As much as we know you’d like to spend every waking minute following plays and tallying points and yelling at the referee, there’s always some dead point during the weekend when there’s no sport on TV and the weather’s too poor to risk a kick-about outside – at which point, what better substitute activity than to read a rollicking novel about sport, eh? So, for every armchair fan and every player consigned to the bench, here’s ten diverse titles to get you started.
If you’re an athlete, you need to read Ann Patchett’s Run, a novel that traces the intertwined fortunes of two Boston families following a car accident. It’s great on race relations and social inclusion and politics, and the heartbreak of parenting, but it’s also a tribute to the beauty and grace of long-distance running. Gorgeous.
If cricket’s your game, have a look at Joseph O’Neill’s Netherland: it stars a Dutchman living in NYC just post 9/11 who joins in a cricket team playing at the Staten Island Cricket Club and thereby connects with a whole swathe of other outsiders, including one Trinidadian entrepreneur, Chuck Ramkissoon, who meets a very sticky end.
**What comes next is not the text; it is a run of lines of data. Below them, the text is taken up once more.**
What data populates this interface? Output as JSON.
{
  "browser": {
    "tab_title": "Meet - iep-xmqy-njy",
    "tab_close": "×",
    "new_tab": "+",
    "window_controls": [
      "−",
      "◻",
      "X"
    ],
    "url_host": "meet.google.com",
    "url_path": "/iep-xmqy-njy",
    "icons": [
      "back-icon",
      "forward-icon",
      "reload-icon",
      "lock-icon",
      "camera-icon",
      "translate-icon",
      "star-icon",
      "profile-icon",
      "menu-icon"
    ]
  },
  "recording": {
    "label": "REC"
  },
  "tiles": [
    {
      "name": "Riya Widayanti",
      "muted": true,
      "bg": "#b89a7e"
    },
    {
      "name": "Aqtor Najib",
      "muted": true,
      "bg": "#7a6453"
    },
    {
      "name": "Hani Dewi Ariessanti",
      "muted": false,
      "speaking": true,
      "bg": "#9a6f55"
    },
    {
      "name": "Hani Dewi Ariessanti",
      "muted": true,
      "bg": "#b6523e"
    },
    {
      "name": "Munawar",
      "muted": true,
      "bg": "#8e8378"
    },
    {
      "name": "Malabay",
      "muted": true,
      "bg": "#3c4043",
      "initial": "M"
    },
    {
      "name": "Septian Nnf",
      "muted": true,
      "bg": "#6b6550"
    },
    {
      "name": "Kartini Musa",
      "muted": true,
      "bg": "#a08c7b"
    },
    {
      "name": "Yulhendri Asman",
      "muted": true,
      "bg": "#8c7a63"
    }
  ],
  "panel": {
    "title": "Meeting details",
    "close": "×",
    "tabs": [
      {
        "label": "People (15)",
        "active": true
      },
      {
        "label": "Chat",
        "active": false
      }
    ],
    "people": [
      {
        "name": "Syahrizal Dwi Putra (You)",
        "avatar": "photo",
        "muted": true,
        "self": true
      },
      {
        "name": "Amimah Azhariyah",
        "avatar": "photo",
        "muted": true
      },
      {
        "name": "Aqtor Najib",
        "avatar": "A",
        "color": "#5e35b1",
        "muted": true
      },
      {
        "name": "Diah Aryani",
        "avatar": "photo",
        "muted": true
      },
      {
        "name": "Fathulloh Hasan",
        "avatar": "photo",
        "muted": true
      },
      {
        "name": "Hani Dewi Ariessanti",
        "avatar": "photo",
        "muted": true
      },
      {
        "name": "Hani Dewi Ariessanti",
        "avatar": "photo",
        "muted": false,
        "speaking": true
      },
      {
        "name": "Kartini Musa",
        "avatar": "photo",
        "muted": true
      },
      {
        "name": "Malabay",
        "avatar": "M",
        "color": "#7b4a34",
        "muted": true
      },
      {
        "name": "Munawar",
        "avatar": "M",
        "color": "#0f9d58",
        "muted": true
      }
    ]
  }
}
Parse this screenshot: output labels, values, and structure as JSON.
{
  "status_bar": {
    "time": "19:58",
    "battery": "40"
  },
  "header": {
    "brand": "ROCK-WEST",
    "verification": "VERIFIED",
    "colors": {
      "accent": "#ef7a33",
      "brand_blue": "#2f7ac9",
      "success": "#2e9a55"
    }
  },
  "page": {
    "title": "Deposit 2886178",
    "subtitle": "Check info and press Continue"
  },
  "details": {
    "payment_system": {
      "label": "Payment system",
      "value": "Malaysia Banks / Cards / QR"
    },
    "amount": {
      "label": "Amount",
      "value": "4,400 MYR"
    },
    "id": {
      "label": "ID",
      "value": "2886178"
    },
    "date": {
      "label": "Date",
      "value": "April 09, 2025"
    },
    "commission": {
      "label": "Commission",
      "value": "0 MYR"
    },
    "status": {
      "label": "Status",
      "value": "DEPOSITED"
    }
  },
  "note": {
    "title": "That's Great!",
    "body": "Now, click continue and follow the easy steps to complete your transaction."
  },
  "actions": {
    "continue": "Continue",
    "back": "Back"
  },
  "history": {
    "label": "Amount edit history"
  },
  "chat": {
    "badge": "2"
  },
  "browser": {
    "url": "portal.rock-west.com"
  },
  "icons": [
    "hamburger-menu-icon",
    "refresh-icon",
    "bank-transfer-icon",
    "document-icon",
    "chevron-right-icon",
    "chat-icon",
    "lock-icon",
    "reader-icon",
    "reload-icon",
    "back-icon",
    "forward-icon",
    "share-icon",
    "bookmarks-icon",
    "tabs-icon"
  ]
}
For the snooker players, there’s Lionel Shriver’s Sliding Doors-esque behemoth, The Post-Birthday World. Irina, a children’s book illustrator, has to make a call: to stick with her long-term partner Lawrence, or to leave him for snooker pro, Ramsey. The book plays out both scenarios in alternating chapters, and while it’s a great ‘what if’ read, it’s also a really good sales pitch for snooker – despite the soppy cover.
So you like baseball? Then check out Don DeLillo’s immense and glorious Underworld: it’s got the FBI and the mafia and the Cuban Missile Crisis, but most importantly, it’s got the Giants and the Dodgers and Branca pitching to Thompson on October 3rd, 1951. Unbeatable.
If you’re a basketball fan, you might like Mike Lupica’s Miracle on 49th Street – it’s nominally a Young Adult title but that doesn’t matter; it’s a gripping story about families and their contradictions. Twelve- year-old Molly’s mother has died and she’s tracked down her father, who turns out to be basketball superstar Josh Cameron of the Boston Celtics. Will Josh make room in his life for his game and his daughter? You’ll have to read it to find out…
You say you’re more of a swimmer? Then have a look at Christos Tsiolkas’s Barracuda, which follows the declining fortunes of a teenage swimming star: it’s a blockbuster drama with some of the best descriptions, not only of the physicality of swimming itself but also of the brutality of the competition scene, that we’ve yet to read.
For soccer fans, Nick Hornby’s Fever Pitch; an autobiographical account of one fan’s misery as he watched his team, London’s Arsenal, plough every furrow of football failure from the sixties through to the eighties. It’s funny and informative and you don’t even have to like the Gunners to get a kick out of it.
If you’re into horse racing, but you’ve exhausted the Jilly Cooper archives, then hunt out Jane Smiley’s Horse Heaven, a vast and intricately plotted exploration of the world of stud farm and trainers and millionaire owners: it’s got jockeys and gamblers and a horse whisperer, and, of course, the horses themselves: a Dickens-like equine soap-opera!
If sailing floats your boat (see what we did there?) then you’ve got a lot of choice, from CS Forester’s Hornblower series and Patrick O’Brian’s Jack Aubrey books, to Nevil Shute’s Trustee from the Toolroom, but we’d still plump for Melville’s Moby Dick: it might be long, but it’s surprisingly hilarious and, ignoring all the completely counterfactual ‘facts’ about whaling, it’s really fascinating account of life (and madness) at sea.
Last, but not least, for the tennis-players, you’ve got to try David Foster Wallace’s Infinite Jest. Where else would you get AA meetings and dystopia and killer videotapes all circling around a tennis academy for talented kids? The book’s not exactly easy but it’s brilliant nonetheless and packed with tennis facts – DFW played on the Tour as a young man so there’s method to the mania.
Got any more tips for us and for each other? We sports fans-slash-readers always want more!